Extracted records:
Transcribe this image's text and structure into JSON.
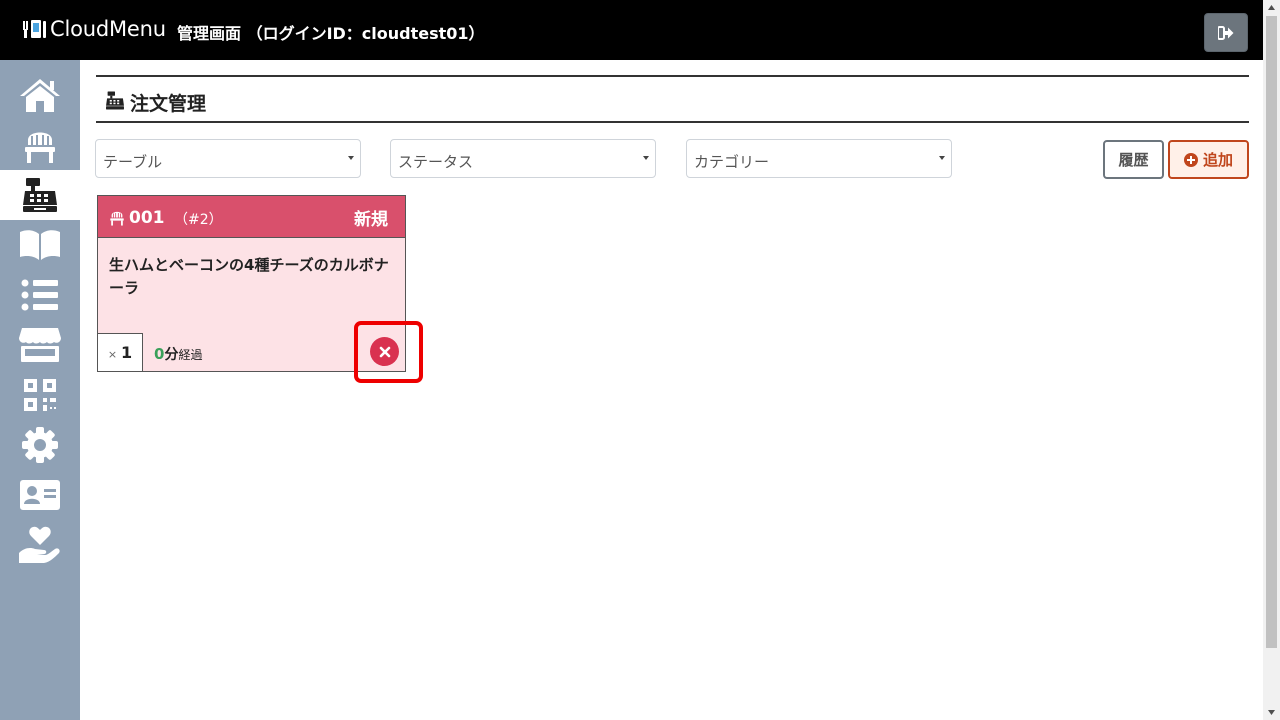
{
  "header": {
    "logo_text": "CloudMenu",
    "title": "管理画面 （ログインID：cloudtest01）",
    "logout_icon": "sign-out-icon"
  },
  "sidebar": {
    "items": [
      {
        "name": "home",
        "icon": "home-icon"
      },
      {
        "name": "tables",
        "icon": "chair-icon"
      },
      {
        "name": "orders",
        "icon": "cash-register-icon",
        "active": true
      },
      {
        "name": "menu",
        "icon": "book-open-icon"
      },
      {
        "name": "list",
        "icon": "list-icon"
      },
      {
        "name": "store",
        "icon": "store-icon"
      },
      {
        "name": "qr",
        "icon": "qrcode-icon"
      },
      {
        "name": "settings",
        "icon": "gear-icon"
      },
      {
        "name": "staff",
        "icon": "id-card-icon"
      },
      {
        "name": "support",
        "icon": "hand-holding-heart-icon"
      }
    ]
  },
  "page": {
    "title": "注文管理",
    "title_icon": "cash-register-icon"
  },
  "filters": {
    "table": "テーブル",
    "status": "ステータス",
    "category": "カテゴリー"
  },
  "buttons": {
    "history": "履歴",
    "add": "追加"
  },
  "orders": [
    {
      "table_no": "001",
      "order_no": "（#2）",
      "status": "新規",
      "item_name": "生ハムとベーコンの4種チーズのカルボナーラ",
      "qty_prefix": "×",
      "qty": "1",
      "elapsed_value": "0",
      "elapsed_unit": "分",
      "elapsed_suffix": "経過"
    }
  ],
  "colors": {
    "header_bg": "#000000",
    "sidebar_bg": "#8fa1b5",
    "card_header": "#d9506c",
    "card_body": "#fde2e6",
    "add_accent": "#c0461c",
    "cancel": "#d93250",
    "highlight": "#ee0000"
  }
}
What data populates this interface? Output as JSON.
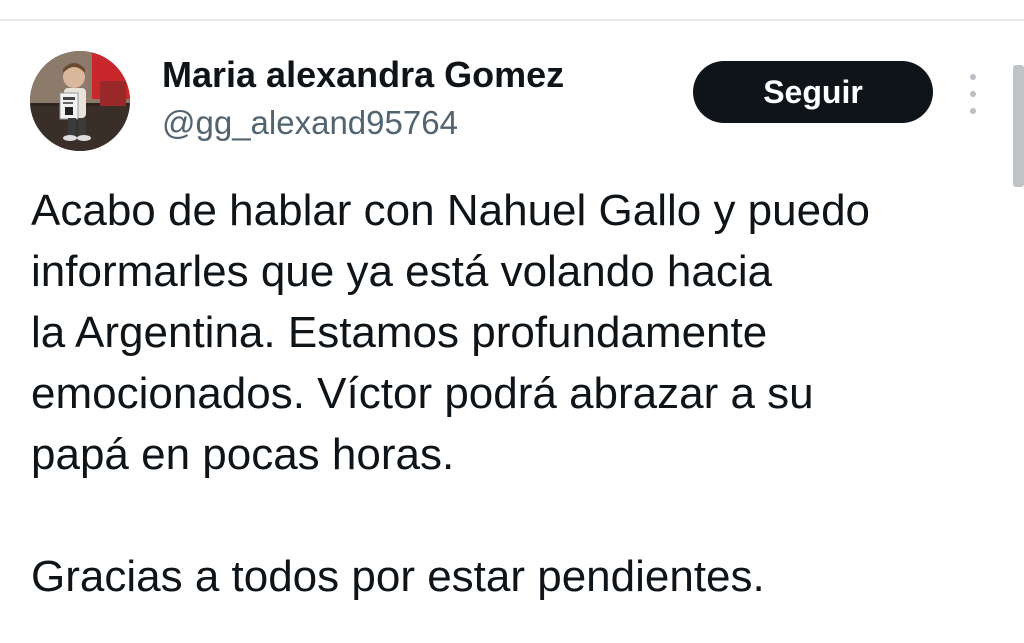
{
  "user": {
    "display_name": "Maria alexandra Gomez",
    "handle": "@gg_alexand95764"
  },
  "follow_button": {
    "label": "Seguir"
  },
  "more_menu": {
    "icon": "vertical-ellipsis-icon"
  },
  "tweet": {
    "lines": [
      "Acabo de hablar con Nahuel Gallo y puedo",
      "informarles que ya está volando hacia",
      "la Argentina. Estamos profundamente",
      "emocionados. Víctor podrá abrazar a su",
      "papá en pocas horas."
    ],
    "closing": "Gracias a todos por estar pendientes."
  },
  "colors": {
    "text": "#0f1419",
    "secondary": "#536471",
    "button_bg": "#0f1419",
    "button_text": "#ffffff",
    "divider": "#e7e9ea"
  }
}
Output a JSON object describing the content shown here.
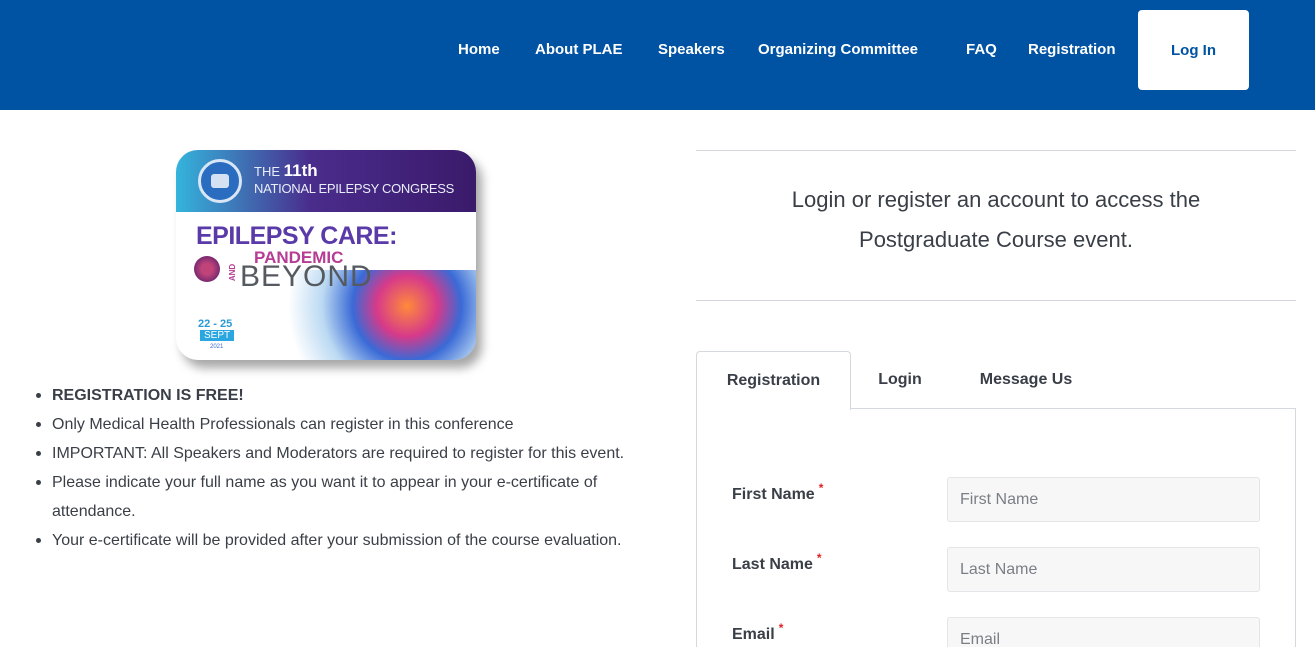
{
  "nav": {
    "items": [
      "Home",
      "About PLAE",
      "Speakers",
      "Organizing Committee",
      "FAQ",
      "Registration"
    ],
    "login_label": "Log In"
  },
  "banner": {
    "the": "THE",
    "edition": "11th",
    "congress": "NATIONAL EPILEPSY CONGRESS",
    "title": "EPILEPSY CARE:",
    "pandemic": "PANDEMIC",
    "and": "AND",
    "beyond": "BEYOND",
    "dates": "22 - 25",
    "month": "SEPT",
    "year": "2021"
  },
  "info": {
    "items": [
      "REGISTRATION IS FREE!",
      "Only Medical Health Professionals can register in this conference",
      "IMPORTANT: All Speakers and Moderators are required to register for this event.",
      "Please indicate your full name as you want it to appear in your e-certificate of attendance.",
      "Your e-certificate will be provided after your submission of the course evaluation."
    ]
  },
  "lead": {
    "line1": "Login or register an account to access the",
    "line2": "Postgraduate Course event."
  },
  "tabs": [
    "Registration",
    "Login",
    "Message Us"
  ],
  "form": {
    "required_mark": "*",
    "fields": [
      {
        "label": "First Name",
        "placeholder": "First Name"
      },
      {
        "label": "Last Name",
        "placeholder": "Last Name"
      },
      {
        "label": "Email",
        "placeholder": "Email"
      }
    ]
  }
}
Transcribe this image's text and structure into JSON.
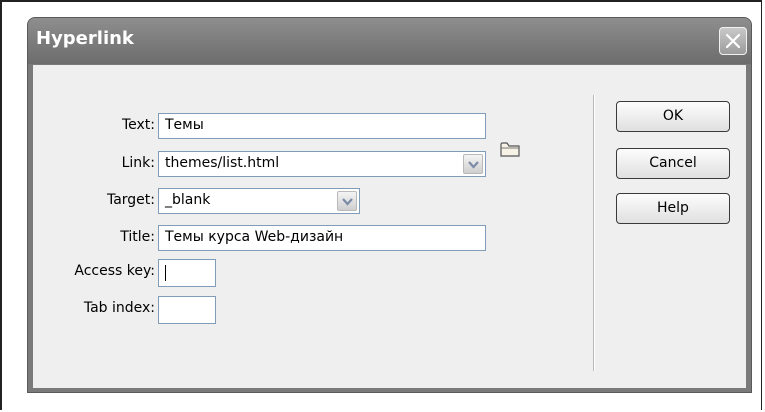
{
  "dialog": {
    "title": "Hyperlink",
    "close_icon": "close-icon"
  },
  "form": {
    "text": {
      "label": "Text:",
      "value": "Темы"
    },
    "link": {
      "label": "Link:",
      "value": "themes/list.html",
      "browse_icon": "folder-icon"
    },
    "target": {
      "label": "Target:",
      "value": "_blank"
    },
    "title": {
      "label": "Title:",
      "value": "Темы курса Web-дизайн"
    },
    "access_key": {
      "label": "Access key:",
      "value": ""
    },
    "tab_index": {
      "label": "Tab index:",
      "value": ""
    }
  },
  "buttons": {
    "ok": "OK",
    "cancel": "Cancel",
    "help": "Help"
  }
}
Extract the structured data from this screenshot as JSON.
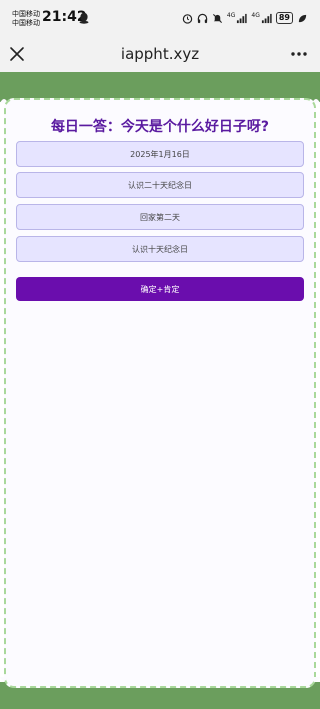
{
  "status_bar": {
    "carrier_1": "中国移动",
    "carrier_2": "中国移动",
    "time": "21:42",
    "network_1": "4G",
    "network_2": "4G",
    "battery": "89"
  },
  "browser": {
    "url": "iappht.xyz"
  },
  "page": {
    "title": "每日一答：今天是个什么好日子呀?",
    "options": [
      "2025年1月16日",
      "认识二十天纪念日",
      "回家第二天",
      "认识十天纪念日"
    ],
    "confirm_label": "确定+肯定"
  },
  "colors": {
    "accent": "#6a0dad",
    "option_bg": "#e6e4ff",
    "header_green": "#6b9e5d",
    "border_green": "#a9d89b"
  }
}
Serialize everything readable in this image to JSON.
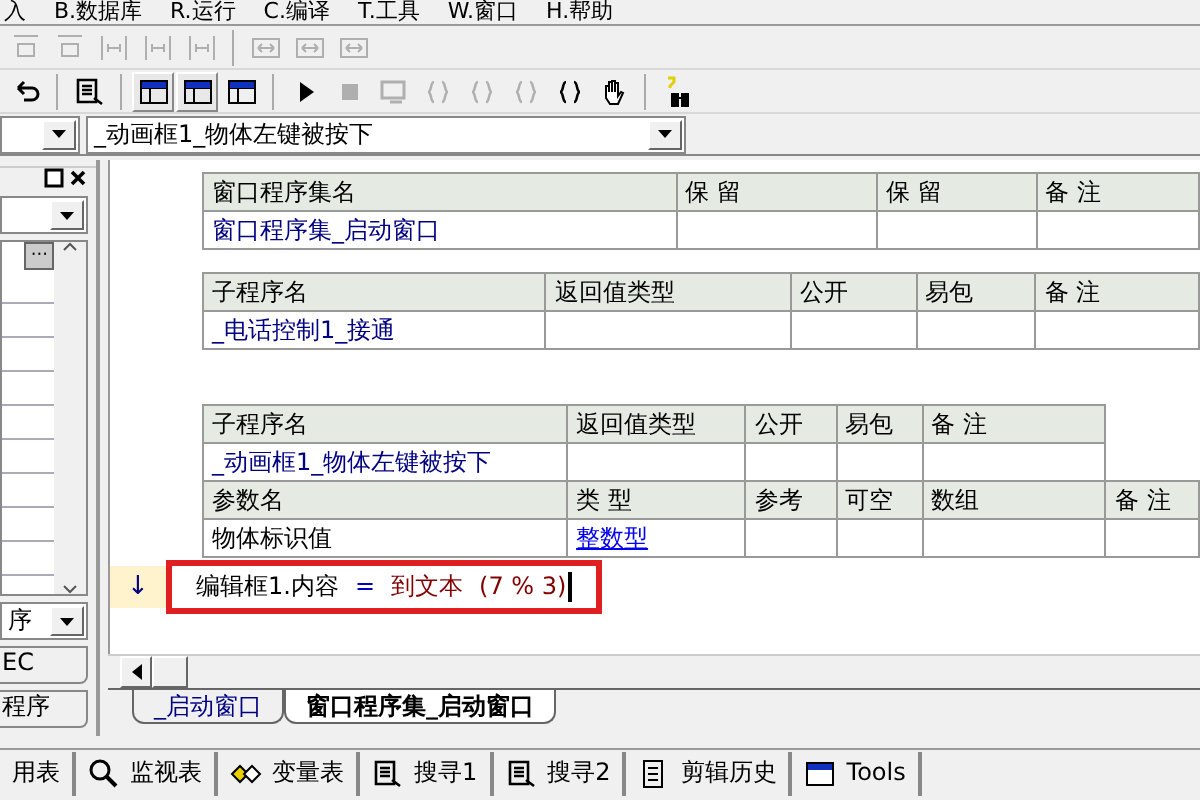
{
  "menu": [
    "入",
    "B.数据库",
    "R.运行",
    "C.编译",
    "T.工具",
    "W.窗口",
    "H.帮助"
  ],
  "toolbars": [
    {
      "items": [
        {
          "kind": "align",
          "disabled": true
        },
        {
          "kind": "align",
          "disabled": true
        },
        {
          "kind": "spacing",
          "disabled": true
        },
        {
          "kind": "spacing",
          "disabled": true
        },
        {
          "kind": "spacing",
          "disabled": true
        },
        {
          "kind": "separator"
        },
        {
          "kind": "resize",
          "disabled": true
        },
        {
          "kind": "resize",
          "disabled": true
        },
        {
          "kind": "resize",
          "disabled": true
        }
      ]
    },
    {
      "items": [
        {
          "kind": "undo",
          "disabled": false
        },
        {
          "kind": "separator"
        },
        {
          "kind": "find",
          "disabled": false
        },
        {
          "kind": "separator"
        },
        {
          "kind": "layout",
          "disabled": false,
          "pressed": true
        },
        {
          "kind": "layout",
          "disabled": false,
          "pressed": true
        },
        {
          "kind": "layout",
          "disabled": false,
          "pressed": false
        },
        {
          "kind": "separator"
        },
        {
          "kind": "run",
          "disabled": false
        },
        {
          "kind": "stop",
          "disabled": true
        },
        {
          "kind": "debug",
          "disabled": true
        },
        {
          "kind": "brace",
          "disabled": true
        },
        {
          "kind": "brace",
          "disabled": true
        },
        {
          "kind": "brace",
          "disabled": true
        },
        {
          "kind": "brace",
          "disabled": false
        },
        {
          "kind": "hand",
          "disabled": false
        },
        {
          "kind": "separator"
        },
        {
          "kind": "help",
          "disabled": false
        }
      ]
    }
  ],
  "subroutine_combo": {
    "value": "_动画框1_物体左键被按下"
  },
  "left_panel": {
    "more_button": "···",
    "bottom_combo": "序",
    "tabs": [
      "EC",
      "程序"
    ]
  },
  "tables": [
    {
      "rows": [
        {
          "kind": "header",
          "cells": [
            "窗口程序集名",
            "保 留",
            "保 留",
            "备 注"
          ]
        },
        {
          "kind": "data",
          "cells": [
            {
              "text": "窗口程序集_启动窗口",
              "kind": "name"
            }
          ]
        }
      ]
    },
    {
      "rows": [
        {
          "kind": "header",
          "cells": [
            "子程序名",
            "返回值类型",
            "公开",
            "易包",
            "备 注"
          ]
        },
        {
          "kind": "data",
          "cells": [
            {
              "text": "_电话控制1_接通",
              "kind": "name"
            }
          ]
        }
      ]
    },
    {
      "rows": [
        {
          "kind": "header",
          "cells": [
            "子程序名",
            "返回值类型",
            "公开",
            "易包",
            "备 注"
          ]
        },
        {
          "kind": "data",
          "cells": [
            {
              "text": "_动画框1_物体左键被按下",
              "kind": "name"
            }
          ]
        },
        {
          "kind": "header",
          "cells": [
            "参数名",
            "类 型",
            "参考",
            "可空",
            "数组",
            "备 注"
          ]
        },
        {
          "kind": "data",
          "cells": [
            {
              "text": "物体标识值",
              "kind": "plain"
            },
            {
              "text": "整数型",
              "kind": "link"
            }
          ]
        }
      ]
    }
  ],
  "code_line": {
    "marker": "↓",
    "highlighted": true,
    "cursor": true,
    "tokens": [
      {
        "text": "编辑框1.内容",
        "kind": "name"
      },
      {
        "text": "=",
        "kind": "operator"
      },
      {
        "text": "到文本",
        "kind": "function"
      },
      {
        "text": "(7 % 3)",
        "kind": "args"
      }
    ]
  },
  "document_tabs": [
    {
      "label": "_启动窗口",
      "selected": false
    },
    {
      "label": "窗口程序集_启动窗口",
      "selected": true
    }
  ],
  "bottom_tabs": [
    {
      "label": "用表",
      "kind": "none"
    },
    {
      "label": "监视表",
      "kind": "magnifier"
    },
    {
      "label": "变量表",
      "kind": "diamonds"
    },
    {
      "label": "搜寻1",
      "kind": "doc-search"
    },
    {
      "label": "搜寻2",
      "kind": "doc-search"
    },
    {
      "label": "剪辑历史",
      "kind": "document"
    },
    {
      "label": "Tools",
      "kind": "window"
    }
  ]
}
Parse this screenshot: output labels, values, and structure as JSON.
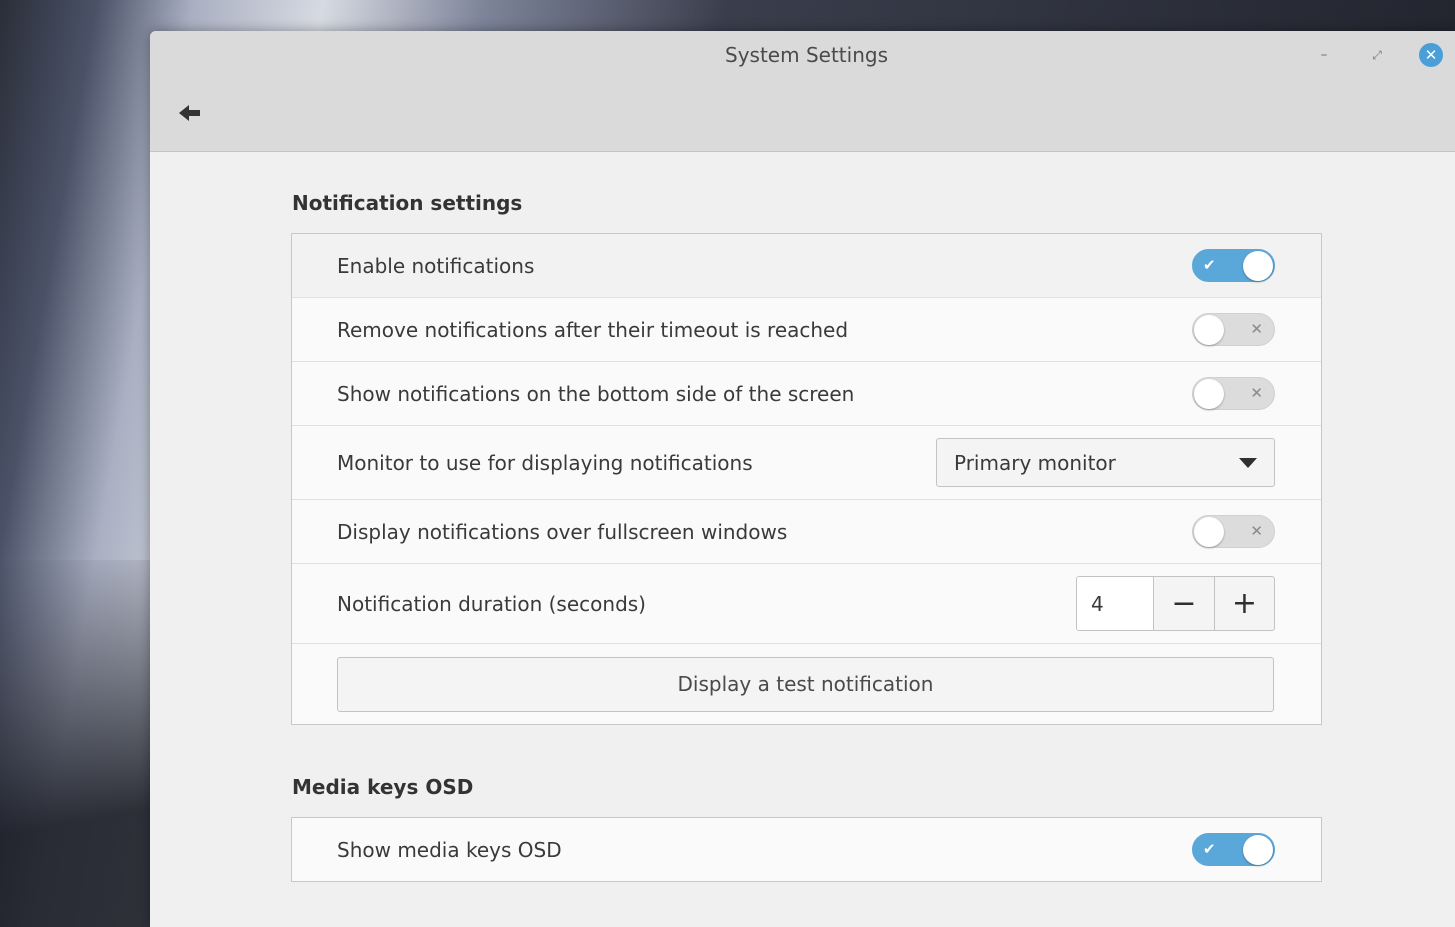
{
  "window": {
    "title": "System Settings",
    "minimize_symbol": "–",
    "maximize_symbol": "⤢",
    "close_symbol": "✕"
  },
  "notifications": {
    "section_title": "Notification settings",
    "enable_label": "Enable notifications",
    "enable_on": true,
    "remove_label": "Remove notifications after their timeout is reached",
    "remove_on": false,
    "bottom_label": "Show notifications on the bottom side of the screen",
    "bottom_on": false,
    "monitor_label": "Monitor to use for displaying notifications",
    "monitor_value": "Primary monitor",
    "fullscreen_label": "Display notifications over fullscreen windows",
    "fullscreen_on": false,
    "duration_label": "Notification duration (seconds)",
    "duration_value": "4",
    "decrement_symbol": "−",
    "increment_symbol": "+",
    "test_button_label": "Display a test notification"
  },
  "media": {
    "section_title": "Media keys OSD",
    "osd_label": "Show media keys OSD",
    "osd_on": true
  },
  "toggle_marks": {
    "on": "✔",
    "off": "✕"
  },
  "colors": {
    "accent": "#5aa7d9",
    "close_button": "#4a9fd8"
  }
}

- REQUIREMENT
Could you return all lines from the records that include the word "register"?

- SOLUTION TO THIS EXERCISE
        "icon": "cash-register-icon",
    "title_icon": "cash-register-icon"
      "Only Medical Health Professionals can register in this conference",
      "IMPORTANT: All Speakers and Moderators are required to register for this event.",
    "line1": "Login or register an account to access the",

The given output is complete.